I began my High Power Rifle career at Camp Butner, North Carolina in a Director of Civilian Marksmanship (DCM) service rifle clinic. I fired an M1 Garand at 200, 300, and 600 yards. At the end of the day, I was so tired I could hardly crawl, but I was hooked forever on shooting High Power Rifle competitions. Since that time, I’ve shot in 20 national championships, earned a Distinguished Rifleman badge, and ran the North Carolina team for several years. The boys who were my junior team still stay in contact with me. It was one of the most rewarding things I’ve done in my life.
Recreational shooting in the United States is a fast-growing sport. The National Shooting Sports Foundation reported recently that the shooting industry’s contribution to the economy doubled in the last five years. Shooting competitions are experiencing the biggest growth spurt in history, with some matches filling up within three seconds of registration opening on their websites. Gun clubs are benefiting from record membership numbers, and while the shortage of certain kinds of guns and much ammunition has eased, .22 Long Rifle, the caliber most commonly used for recreational shooting, is still almost impossible to find on a regular basis. The manufacturers of .22 have all increased production, but still can’t keep up with demand.
All this (aside from the ammo shortage) is wonderful news for those of us who love recreational shooting, hunting, and believe the responsible use of firearms enhances public safety rather than threatens it. Good news deserves a celebration, and if you don’t call 10 days of competitive shooting with shooters from all over the country a celebration, I don’t know what is.
The Civilian Marksmanship Program (CMP) has been hosting the Eastern Games at the National Guard Training Site at Camp Butner for eight years. For someone who has an interest in getting into High Power Rifle shooting, the Games are the perfect opportunity.
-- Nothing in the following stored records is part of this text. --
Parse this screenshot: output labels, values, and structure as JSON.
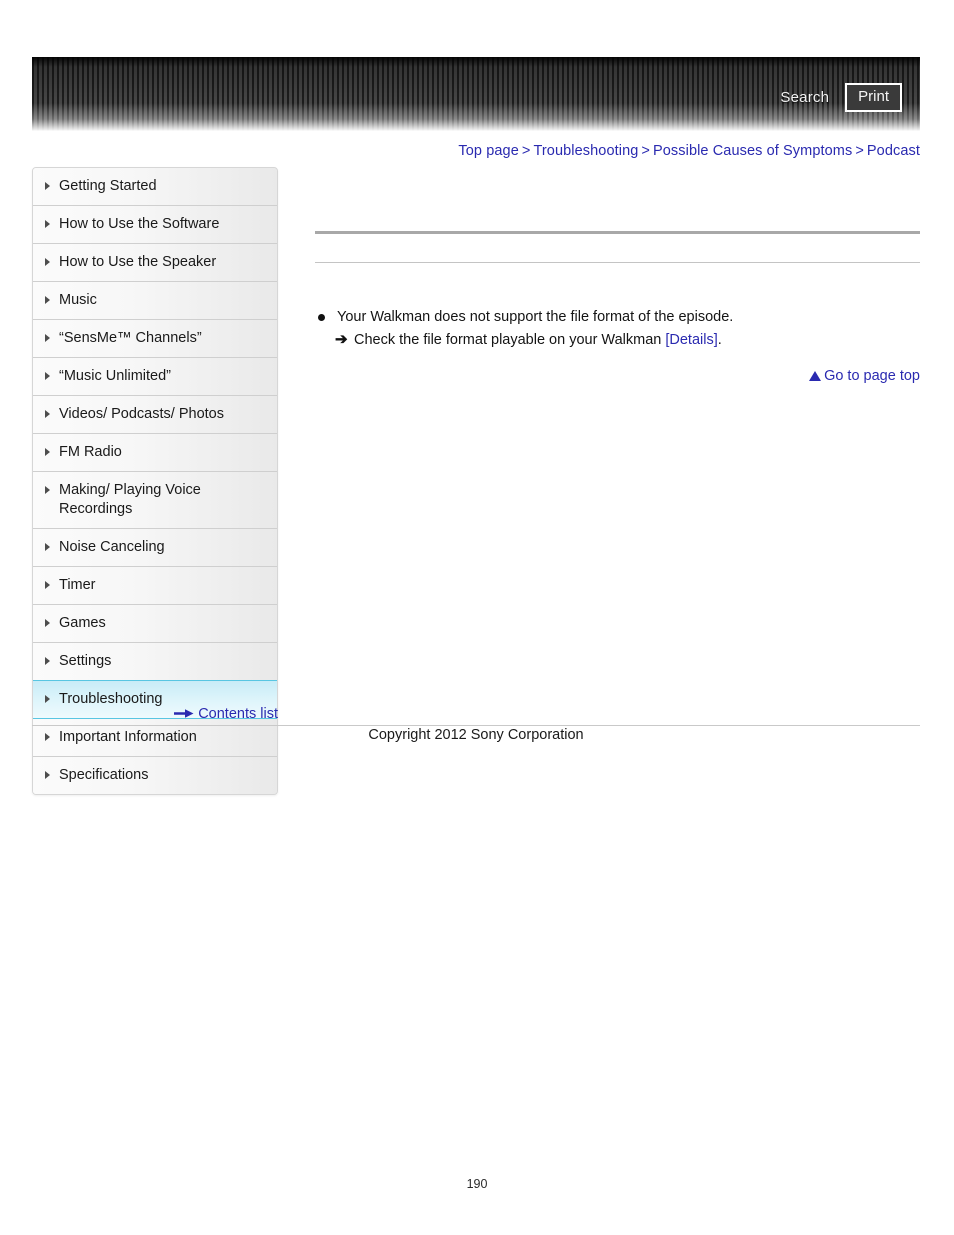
{
  "header": {
    "search_label": "Search",
    "print_label": "Print"
  },
  "breadcrumb": {
    "separator": ">",
    "items": [
      {
        "label": "Top page"
      },
      {
        "label": "Troubleshooting"
      },
      {
        "label": "Possible Causes of Symptoms"
      },
      {
        "label": "Podcast"
      }
    ]
  },
  "sidebar": {
    "items": [
      {
        "label": "Getting Started",
        "selected": false
      },
      {
        "label": "How to Use the Software",
        "selected": false
      },
      {
        "label": "How to Use the Speaker",
        "selected": false
      },
      {
        "label": "Music",
        "selected": false
      },
      {
        "label": "“SensMe™ Channels”",
        "selected": false
      },
      {
        "label": "“Music Unlimited”",
        "selected": false
      },
      {
        "label": "Videos/ Podcasts/ Photos",
        "selected": false
      },
      {
        "label": "FM Radio",
        "selected": false
      },
      {
        "label": "Making/ Playing Voice Recordings",
        "selected": false
      },
      {
        "label": "Noise Canceling",
        "selected": false
      },
      {
        "label": "Timer",
        "selected": false
      },
      {
        "label": "Games",
        "selected": false
      },
      {
        "label": "Settings",
        "selected": false
      },
      {
        "label": "Troubleshooting",
        "selected": true
      },
      {
        "label": "Important Information",
        "selected": false
      },
      {
        "label": "Specifications",
        "selected": false
      }
    ],
    "contents_list_label": "Contents list"
  },
  "main": {
    "cause_text": "Your Walkman does not support the file format of the episode.",
    "remedy_arrow": "➔",
    "remedy_text_before": "Check the file format playable on your Walkman ",
    "remedy_link_label": "[Details]",
    "remedy_text_after": ".",
    "go_to_page_top_label": "Go to page top"
  },
  "footer": {
    "copyright": "Copyright 2012 Sony Corporation",
    "page_number": "190"
  },
  "colors": {
    "link": "#2a2ab0",
    "selected_nav_border": "#58c6e2",
    "rule_thick": "#a8a8a8",
    "rule_thin": "#c4c4c4"
  }
}
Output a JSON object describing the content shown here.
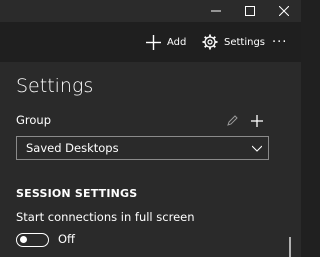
{
  "window": {
    "controls": [
      "minimize-icon",
      "maximize-icon",
      "close-icon"
    ]
  },
  "commandbar": {
    "add_label": "Add",
    "add_icon": "plus-icon",
    "settings_label": "Settings",
    "settings_icon": "gear-icon",
    "more_label": "···"
  },
  "settings": {
    "title": "Settings",
    "group_label": "Group",
    "group_icons": [
      "pencil-icon",
      "plus-icon"
    ],
    "group_value": "Saved Desktops",
    "section_heading": "SESSION SETTINGS",
    "fullscreen_label": "Start connections in full screen",
    "fullscreen_toggle_state": "Off",
    "fullscreen_on": false
  },
  "colors": {
    "background": "#202020",
    "panel": "#2a2a2a",
    "text": "#ffffff",
    "border": "#8a8a8a"
  }
}
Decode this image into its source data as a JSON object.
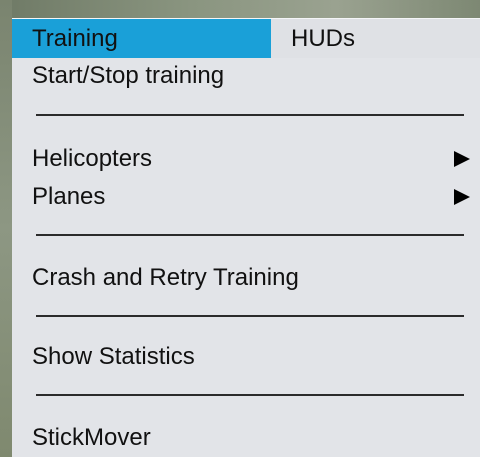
{
  "menubar": {
    "tabs": [
      {
        "label": "Training",
        "active": true
      },
      {
        "label": "HUDs",
        "active": false
      }
    ]
  },
  "menu": {
    "items": [
      {
        "label": "Start/Stop training"
      },
      {
        "label": "Helicopters",
        "submenu": true
      },
      {
        "label": "Planes",
        "submenu": true
      },
      {
        "label": "Crash and Retry Training"
      },
      {
        "label": "Show Statistics"
      },
      {
        "label": "StickMover"
      }
    ]
  },
  "colors": {
    "active_tab": "#1aa0d8",
    "menu_background": "#e2e4e8",
    "separator": "#2b2b2b"
  }
}
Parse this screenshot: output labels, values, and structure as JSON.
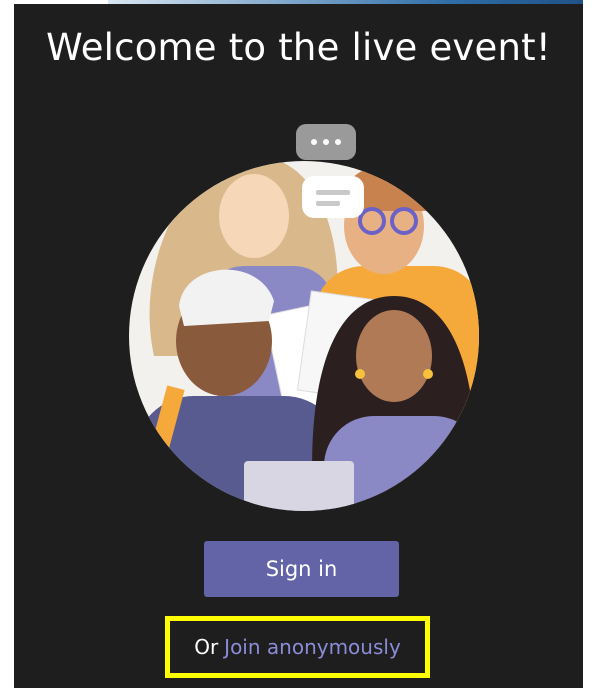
{
  "window": {
    "background": "#1e1e1e",
    "accent": "#6264a7",
    "highlight_border": "#ffff00"
  },
  "header": {
    "title": "Welcome to the live event!"
  },
  "illustration": {
    "icon": "people-group-illustration",
    "chat_bubble_text": "..."
  },
  "actions": {
    "sign_in_label": "Sign in",
    "or_label": "Or",
    "join_anonymously_label": "Join anonymously"
  }
}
The CMP replaced the DCM as the organizing body for promoting marksmanship with military-style rifles. While the DCM was a part of the US Army, the CMP is a government-supported, all-civilian organization with the goal of promoting rifle practice. They handle sales of surplus M1 rifles, ammunition, and produce the National Trophy Matches for both rifles and pistols.
The festivities begin on Friday, May 2, with the Small Arms Firing School. Entrants will spend the morning receiving instruction on the current service rifle (the M16) and shoot a competitive match with CMP-issued rifles and ammunition in the afternoon. In the afternoon, there will be a special sales event offering ammunition, rifles, and more exclusively to competitors.
For the four following days, the competitions will be focused on a wide variety of shooting venues with vintage and modern military matches, a pistol clinic and as-issued pistol match, a service pistol match for military and police, a rimfire sporter match, an M1 rifle maintenance clinic, and various vintage rifle team matches. There will be a barbecue on Sunday evening.
On Wednesday, the competition turns more serious with the Creedmoor Cup, a competition focused on state-of-the-art rifles. The Four Man Team Match will be followed by three 800 aggregate matches that duplicate the National Championship course of fire. On the last day, the 10 days of shooting will be wrapped up with an Excellence in Competition Match awarding points towards Distinguished Rifleman status.
Other than the National Championships, the Creedmoor Cup and Eastern Games represent the biggest conventional rifle shooting events of the year. I can think of no other opportunity you’ll get this year to shoot an M16 on a National Guard Known Distance range.
For more information, go to thecmp.org.
Image by Dick Jones